Night Urban Pictures

I like to shoot at night in the city. There are a raising number of amateur astrophotography but it is not my thing. Valencia sky it is too bright because of the light reflected from the streets: excess of ill-designed street lights . So if it’s not a good place to take pictures of the sky, it’s fine to shoot on the street with that excess of luminosity.

 

One of the key factors is -in addition to working with high ISOs, high luminosity lenses and godd cameras- a steady hand. Personally, I almost never carry a tripod or monopod with me, so I just have to lean against a wall, lamppost or the like to obtain not trepidated photos . My system, apart from the above, is to shootjust after I have emptied my lungs with well placed camera. But it not always works.
Another important issue is knowing that many of the photos will not be fine, but do not fall into despair just for that. After all, only we’ll only show the good ones. In many cases the secret for success of urban and night shots is a matter of patience.

London, Valencia, Barcelona and Madrid are among the cities that I have photographed at night. If you are interested in purchasing any of these pictures in large, you can email me, because I still have not an operative online store.

Fotos urbanas y nocturnas
Canary Wharf, London
Puerto de Valencia de noche
Valencia Port
Apagón. Foto de Sergi Albir, fotógrafo en Valencia.
Blackout in Valencia
Finsbury Park, por Archerphoto, Sergi Albir, fotógrafo para empresas.
Londres, Finsbury Park. Rain.
Madrid, Paseo del Prado. Foto de Sergi Albir, fotógrafo profesional.
Madrid, Paseo del Prado

If you need a professional photographer, forget Jimmy Olsen: my name is Sergi Albir, my phone is +34 644459753 and my e-mail es sergi@archerphoto.eu .

 

Quique Dacosta Restaurant in Denia

Some things happen even when you’re not ready for them. For business reasons I ended up having dinner at the Quique Dacosta Restaurant, in Denia (Alicante, Spain), and I had the opportunity to meet in person and talk briefly to a photo of him.

Quique Dacosta Restaurant in Denia

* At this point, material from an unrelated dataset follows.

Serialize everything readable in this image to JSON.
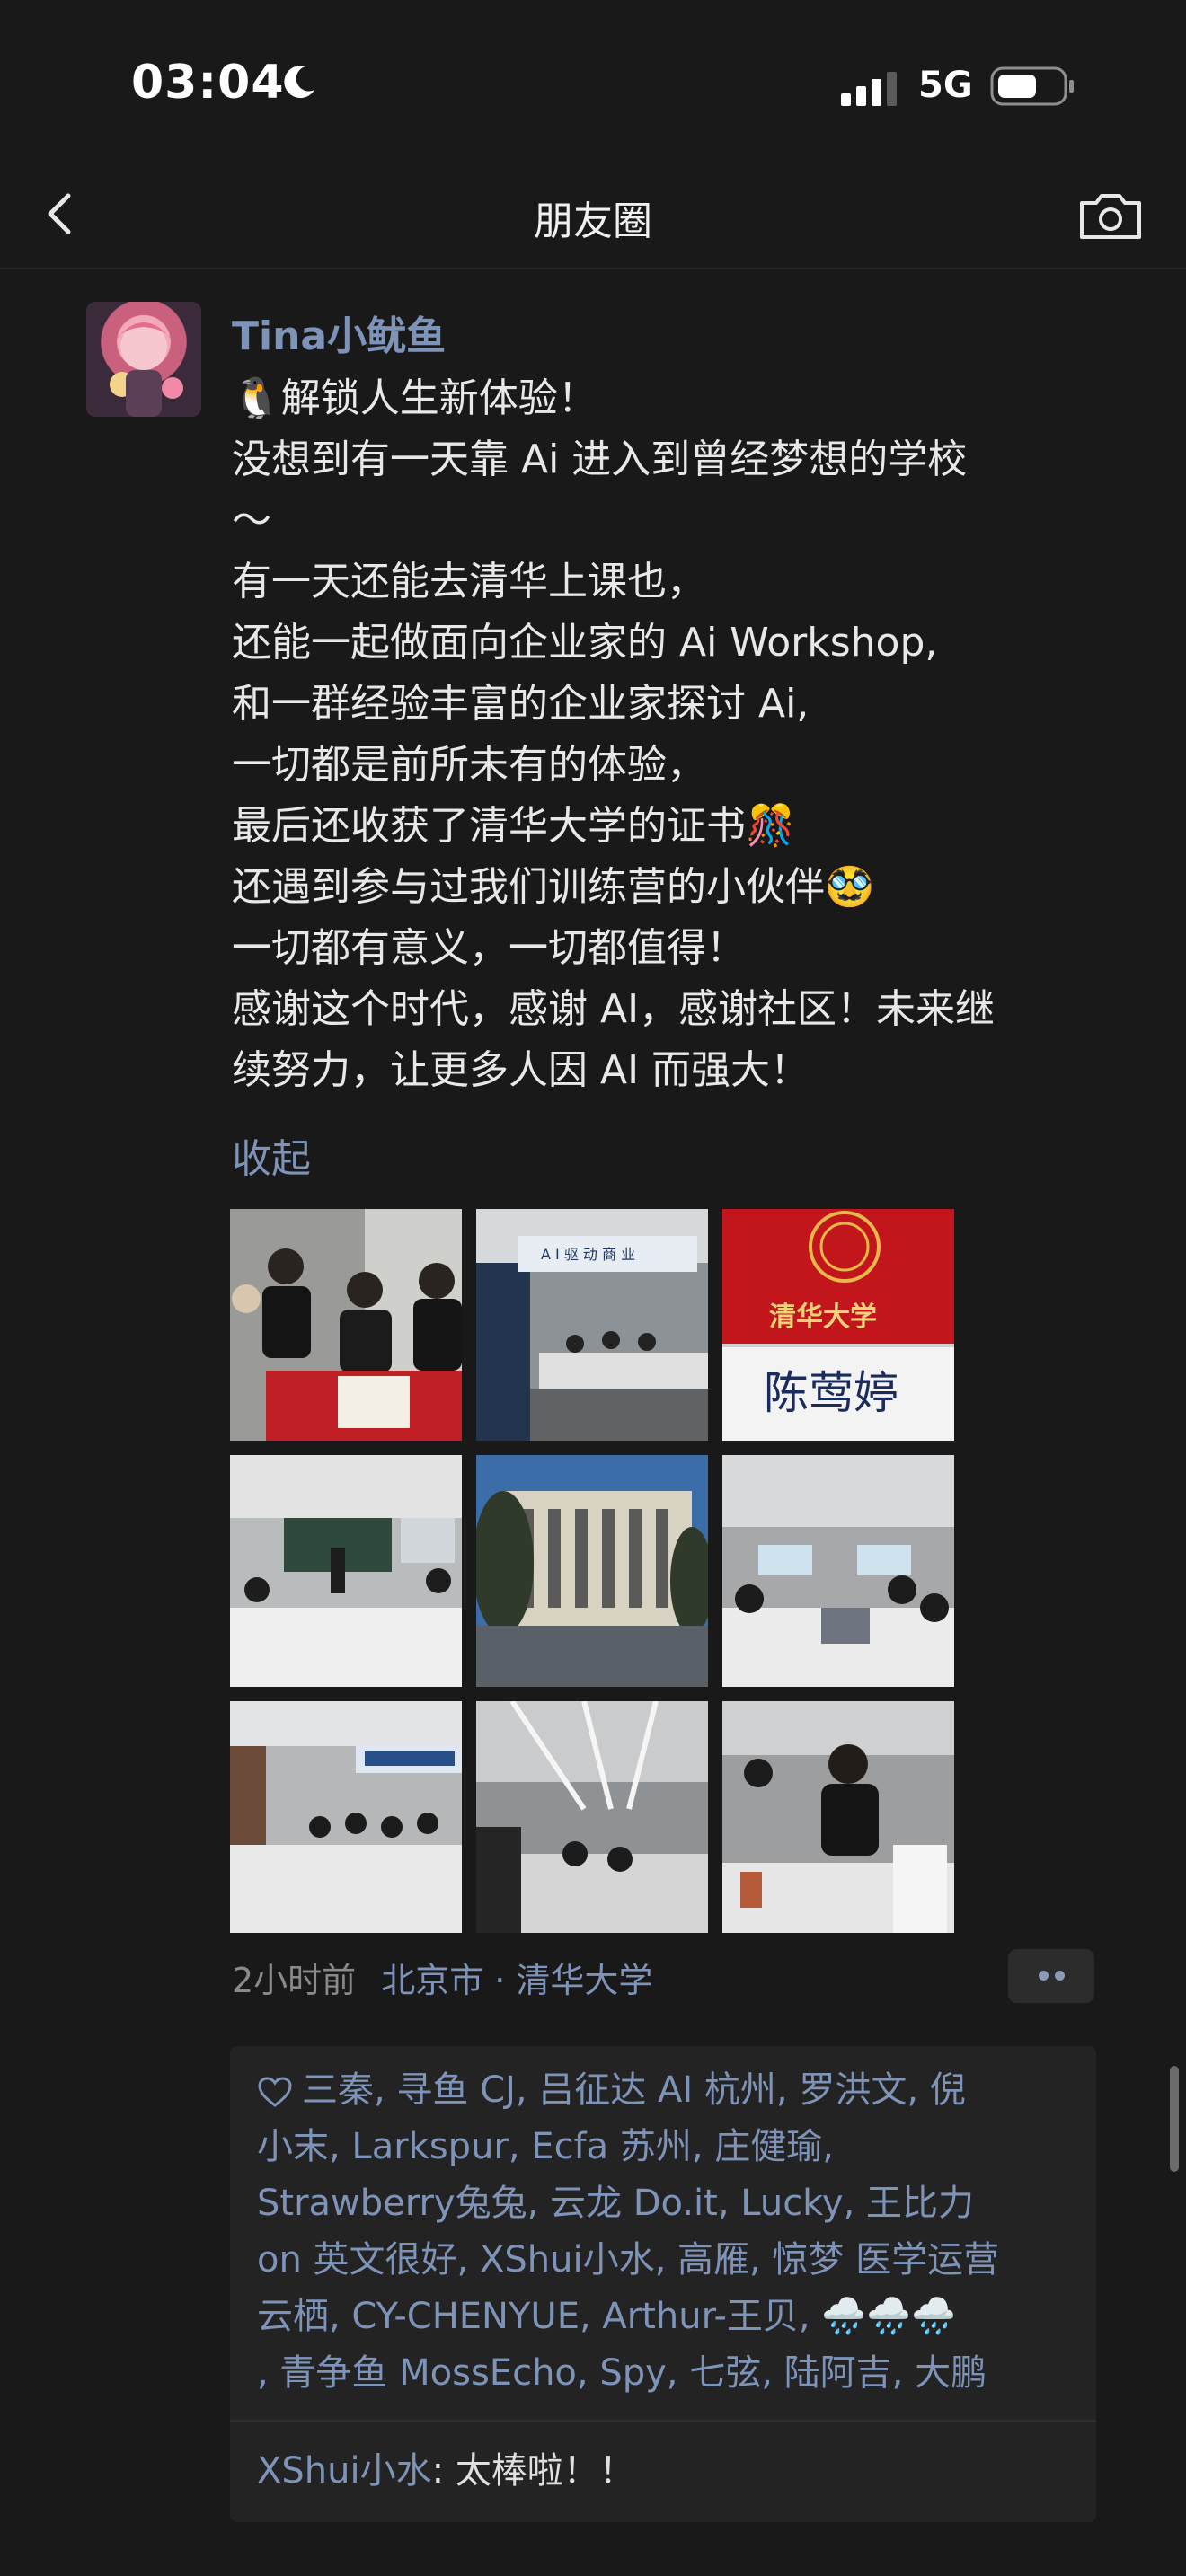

Since I am not a person with a special fondness for the art kitchen, I find special merit int the impression the place left me after I ate there. There would be little value in my critical analysis of this restaurant with three Michelin stars because cooking is not, by far, my specialty. The question of taste and experience in organizing local Dacosta is, yes I have to say, an original event perfectly designed, prepared and executed. It is not just eating and discovering textures, shapes and flavors that are out of anybody’s reach when you get used, but this Caceres guy (yes, even the Valencian what vindicate him, Quique Dacosta was born in Jarandilla de la Vera, Caceres) has a clear sense of entertainment and tries to astonish the visitor. In short, despite my limited expertise in matters of food, it’s a great experience.

Here are some pics of my visit to the restaurant, which until 2009 was called the Poblet, and now goes by the name of Quique Dacosta Restaurant. El Poblet is the name of the current Quique Dacosta Valencia restaurant.

 

Quique Dacosta en su restaurante de Denia.

 

Arroz ceniza ,Quique Dacosta Restaurant
Ash riceQuique Dacosta Restaurant

Corals

IMG_0233_small
Guggenheim Oyster

For more information, it is obviously advisable to go through its website, which includes menus and more info on the two restaurants currently Dacosta owns, one in Valencia and the one I visited in Denia, Alicante. http://www.quiquedacosta.es/

However, for a more technical perspective, with explanations you can also visit his blog, http://quiquedacosta.blogspot.com.es/, which also includes information on other activities Dacosta, as his exhibition at the Valencian Museum Enlightenment and Modernity (Muvim).